“The end result was that we figured out there’s an entire investment strategy built into cash flow that doesn’t require the user to learn anything new,” Bylund says. “It was exactly what we were looking for because it ticks that box of, ‘I can throw money at this thing, and it will make the investments, and it will get the best returns that it can as I’m spending.’ In the end, the user experiences enhanced cash flow, building wealth without having to work on it directly.”

Soon’s approach will do one other important thing: reduce exposure to market volatility. “It’s a very safe way to invest,” Bylund says. “The way I characterize this is, imagine an investment account you’re putting $500 a month in. On Soon, it’s the same thing—your $500 a month is flowing in. Say that at the end of the year there’s a market downturn. In the investment account, 100 percent of your investment is exposed to that market volatility. In the Soon account, that market exposure could be greatly reduced to 30 percent, 20 percent, or as low as 10 percent, depending on the asset mixture and how much is being liquidated when it’s spent. Remember, we’re not just putting money in, which is what everyone else does. We are cash flow and short-term to medium-term investing. It could mean that there’s less money invested at any one time than what you would have in a long-term approach.”

Invest, spend, sell…rinse and repeat

So every time a user spends, Soon will look for an asset to liquidate? 

Yep. As Bylund explains, “When we detect a spend event, our back-end system automatically keeps an index of all the assets you’ve invested in, and it figures out which of those positions has increased the most.
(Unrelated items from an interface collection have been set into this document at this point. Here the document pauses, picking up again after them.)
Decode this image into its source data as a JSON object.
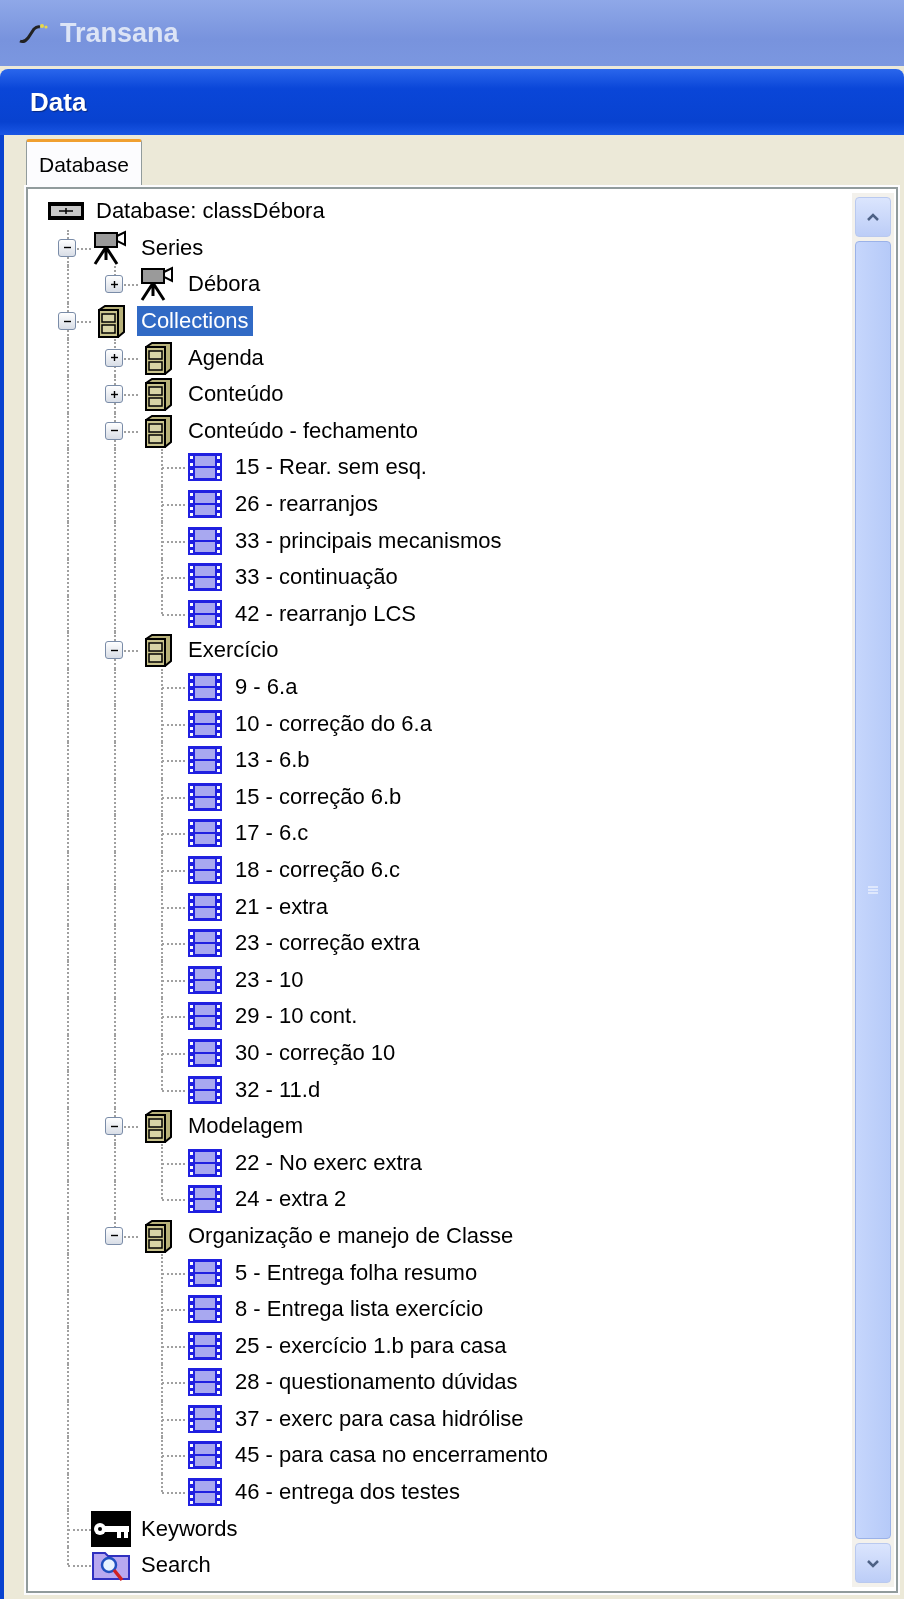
{
  "app_window": {
    "title": "Transana"
  },
  "panel": {
    "title": "Data"
  },
  "tabs": [
    {
      "label": "Database",
      "selected": true
    }
  ],
  "tree": {
    "label": "Database: classDébora",
    "kind": "database",
    "selected": false,
    "children": [
      {
        "label": "Series",
        "kind": "series",
        "expanded": true,
        "selected": false,
        "children": [
          {
            "label": "Débora",
            "kind": "series",
            "expanded": false,
            "selected": false
          }
        ]
      },
      {
        "label": "Collections",
        "kind": "collection",
        "expanded": true,
        "selected": true,
        "children": [
          {
            "label": "Agenda",
            "kind": "collection",
            "expanded": false,
            "selected": false
          },
          {
            "label": "Conteúdo",
            "kind": "collection",
            "expanded": false,
            "selected": false
          },
          {
            "label": "Conteúdo - fechamento",
            "kind": "collection",
            "expanded": true,
            "selected": false,
            "children": [
              {
                "label": "15 - Rear. sem esq.",
                "kind": "clip",
                "selected": false
              },
              {
                "label": "26 - rearranjos",
                "kind": "clip",
                "selected": false
              },
              {
                "label": "33 - principais mecanismos",
                "kind": "clip",
                "selected": false
              },
              {
                "label": "33 - continuação",
                "kind": "clip",
                "selected": false
              },
              {
                "label": "42 - rearranjo LCS",
                "kind": "clip",
                "selected": false
              }
            ]
          },
          {
            "label": "Exercício",
            "kind": "collection",
            "expanded": true,
            "selected": false,
            "children": [
              {
                "label": "9 - 6.a",
                "kind": "clip",
                "selected": false
              },
              {
                "label": "10 - correção do 6.a",
                "kind": "clip",
                "selected": false
              },
              {
                "label": "13 - 6.b",
                "kind": "clip",
                "selected": false
              },
              {
                "label": "15 - correção 6.b",
                "kind": "clip",
                "selected": false
              },
              {
                "label": "17 - 6.c",
                "kind": "clip",
                "selected": false
              },
              {
                "label": "18 - correção 6.c",
                "kind": "clip",
                "selected": false
              },
              {
                "label": "21 - extra",
                "kind": "clip",
                "selected": false
              },
              {
                "label": "23 - correção extra",
                "kind": "clip",
                "selected": false
              },
              {
                "label": "23 - 10",
                "kind": "clip",
                "selected": false
              },
              {
                "label": "29 - 10 cont.",
                "kind": "clip",
                "selected": false
              },
              {
                "label": "30 - correção 10",
                "kind": "clip",
                "selected": false
              },
              {
                "label": "32 - 11.d",
                "kind": "clip",
                "selected": false
              }
            ]
          },
          {
            "label": "Modelagem",
            "kind": "collection",
            "expanded": true,
            "selected": false,
            "children": [
              {
                "label": "22 - No exerc extra",
                "kind": "clip",
                "selected": false
              },
              {
                "label": "24 - extra 2",
                "kind": "clip",
                "selected": false
              }
            ]
          },
          {
            "label": "Organização e manejo de Classe",
            "kind": "collection",
            "expanded": true,
            "selected": false,
            "children": [
              {
                "label": "5 - Entrega folha resumo",
                "kind": "clip",
                "selected": false
              },
              {
                "label": "8 - Entrega lista exercício",
                "kind": "clip",
                "selected": false
              },
              {
                "label": "25 - exercício 1.b para casa",
                "kind": "clip",
                "selected": false
              },
              {
                "label": "28 - questionamento dúvidas",
                "kind": "clip",
                "selected": false
              },
              {
                "label": "37 - exerc para casa hidrólise",
                "kind": "clip",
                "selected": false
              },
              {
                "label": "45 - para casa no encerramento",
                "kind": "clip",
                "selected": false
              },
              {
                "label": "46 - entrega dos testes",
                "kind": "clip",
                "selected": false
              }
            ]
          }
        ]
      },
      {
        "label": "Keywords",
        "kind": "keywords",
        "selected": false
      },
      {
        "label": "Search",
        "kind": "search",
        "selected": false
      }
    ]
  }
}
We send a sell order to our custodial firm; we get a confirmation back. Then, the earnings from the sale are sent back to the user’s bank to bolster their checking account.”

Soon, which is set to officially launch its services this May, has garnered the industry’s attention and was recently accepted into the prestigious Y Combinator program with illustrious alumni that include companies like Stripe, Airbnb, and Doordash. Bylund says Y Combinator helped Soon refine its value proposition and decide to hold off on the release of its debit card. The company has now focused its upcoming product release on a “smaller portion of our product—what we’re calling a fully automated, attachable sweep account,” Bylund says. “This account connects to your existing bank account and monitors incoming and outgoing transactions. With the attachable sweep account, at the end of the week, we’ll send over the total amount of realized gains, which gets deposited into your account.”

An all-new kind of fintech

With its innovative approach, Soon will essentially be carving a niche in the fintech world. “We’re the first in how we’re approaching this,” Bylund says. 

Bylund explains there are currently five silos in the fintech world. He nodded to banking companies like Chime and Sofi for providing enhanced banking to more people but says that in the end, “they are still just banks.”

He pointed to companies like Robinhood and Public that bring brokerage services to the masses, democratizing access and making free trading possible, but noted, “they’re still just brokerage accounts.”

As for wealth management, Bylund acknowledged that companies like Betterment and Wealthfront provide long term-savings investing strategies, but they’re just injecting technology into the mix to make investing more accessible to the average person.

And as for data aggregators like Mint, Finicity, MX, and Plaid, Bylund applauds these companies for their work in helping people plan financial lives better but noted their limitations as well. 

“Eventually, what Soon will effectively do is take all of those silos and wrap them into a single intelligence layer that is then able to make decisions on users’ behalf,” Bylund says. “We can do more financial planning for the user—it’s like having a personal financial planner in your pocket all the time.”

Bylund says Soon will really be the only product that removes the need to time the market and speculate, eliminating the hassle and stress that’s required with all the other services out there. “We see this as a way to democratize investing across a broad spectrum,” he says. “Being able to unlock cash flow as a way to grow wealth is game-changing. It’s for anybody who has a little extra savings.”